Here’s the wedding day – them on the right with one of Dad’s brothers as best man with the bridesmaid.
Unlike the photographs it’s not all black and white. Mum and Dad are quite colourful actually – check out the recent photograph below. They’re parents, grandparents, great grandparents, brother and sister, uncle, aunty, cousin and friends to many.
So on this day it’s a celebration of a couple who have lived together as an example of love, persistence, humour, faith and actually, the most important thing of all: just doing good. Some of that even washed onto me!
Nice. Congratulations. You’re a legendary couple.
ps 66 years!
I’ve been thinking a lot lately about micro-moments. Those moments in leadership when we have to make a call or react to circumstances. When our EQ is truly put to test. And our leadership defined by others. Harsh, but true.
But there are other micro moments too. Those moments when to do nothing might not be noticed, but to do something could make a big difference to others and our leadership. When we need to grab the moment. I’ll call this the Leadership Grab (kind of grabs me!).
We had some of these moments on the Authentic Leadership Programme today when the participants sat with senior leaders in a series of leadership conversations. Rich and empowering stuff for all concerned. There were Leadership Grabs up on offer.
I’m pretty sure I’ll have one or two on offer later this week when I facilitate an internal session on leadership and culture. Even so, I’m doing some planning.
But what to do to prepare for the unexpected Leadership Grab? I’ll be trying as best I can to use some wise leadership and tools that go with it – my ethical compass, appreciative inquiry, stories, coaching and vision – and ignoring the ordinary voice in the head that tries to tell me to not step forward.
It needn’t and shouldn’t be loud or confronting. Just an authentic act of leadership delivered calmly and firmly to empower others and grow yourself.
Will you be ready for your next Leadership Grab?
We visited the Erebus memorial at Waikumete Cemetery yesterday on the Authentic Leadership Programme. Then we travelled back to Waitakere Estate through the beautiful Scenic Drive and watched a powerful movie of corporate greed and fraud.

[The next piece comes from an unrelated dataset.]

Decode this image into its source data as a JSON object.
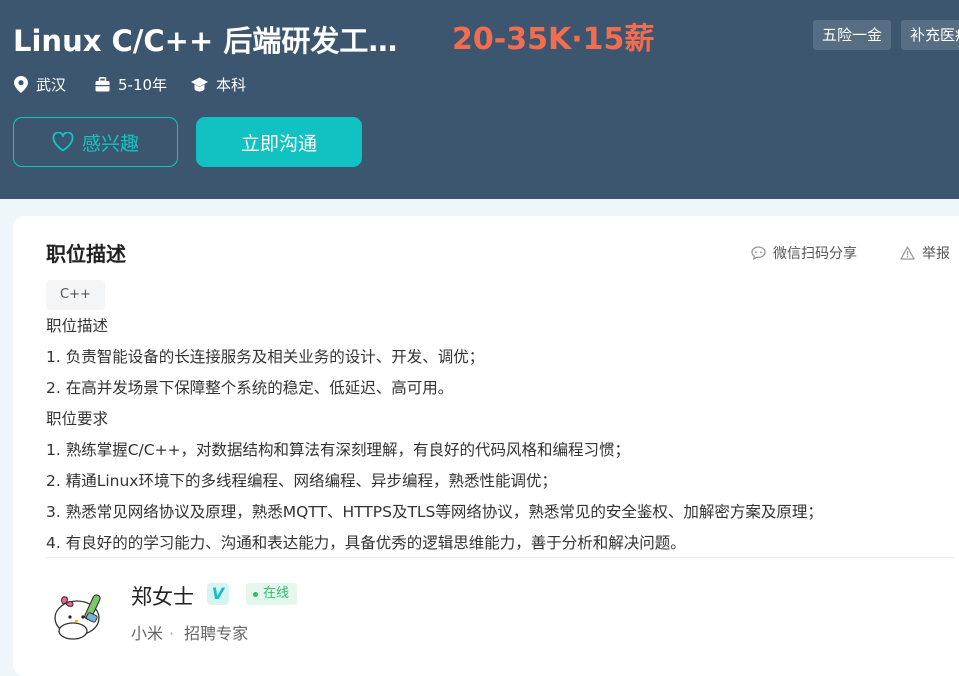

Our natural instincts are that we wouldn’t get involved in that sort of activity – we wouldn’t cover up the mishandling of the flight path that might have caused a plane crash – we wouldn’t sacrifice our values and integrity for money, would we?
We’d hope not. But circumstances can make people do things that they wouldn’t think they are capable of. I know, I’ve seen it in multiple fraud cases over the years. When I was at the Serious Fraud Office, most of the people we prosecuted didn’t start out as crooks. But a combinations of circumstances (pressure or greed), opportunity (no one can see) and justification (I deserve it or it’s mine) can turn ordinary, honest men and women into criminals.
So what to do about it? I think of my values as my valuables – I try not to leave them lying around, I protect them and I know where they are at all times. Of course there’s a lot more to it but that’s a good start.
We should also pay attention to our lies. Sound confronting? Wise leaders are intentionally clear about their communication and don’t use weasel words that allow for mis-interpretation.
As I write this the leaders on the Programme are recording those five ethical considerations that they won’t allow to be compromised. Then they’re drafting a legacy.
One goes with the other.
We don’t usually hear leadership referred to as adult supervision.
But the level of leadership some in leadership positions have reduced themselves to requires others to exert supervision. Like an adult does for a child.
I guess we should be grateful that in the most powerful democracy we have some adults!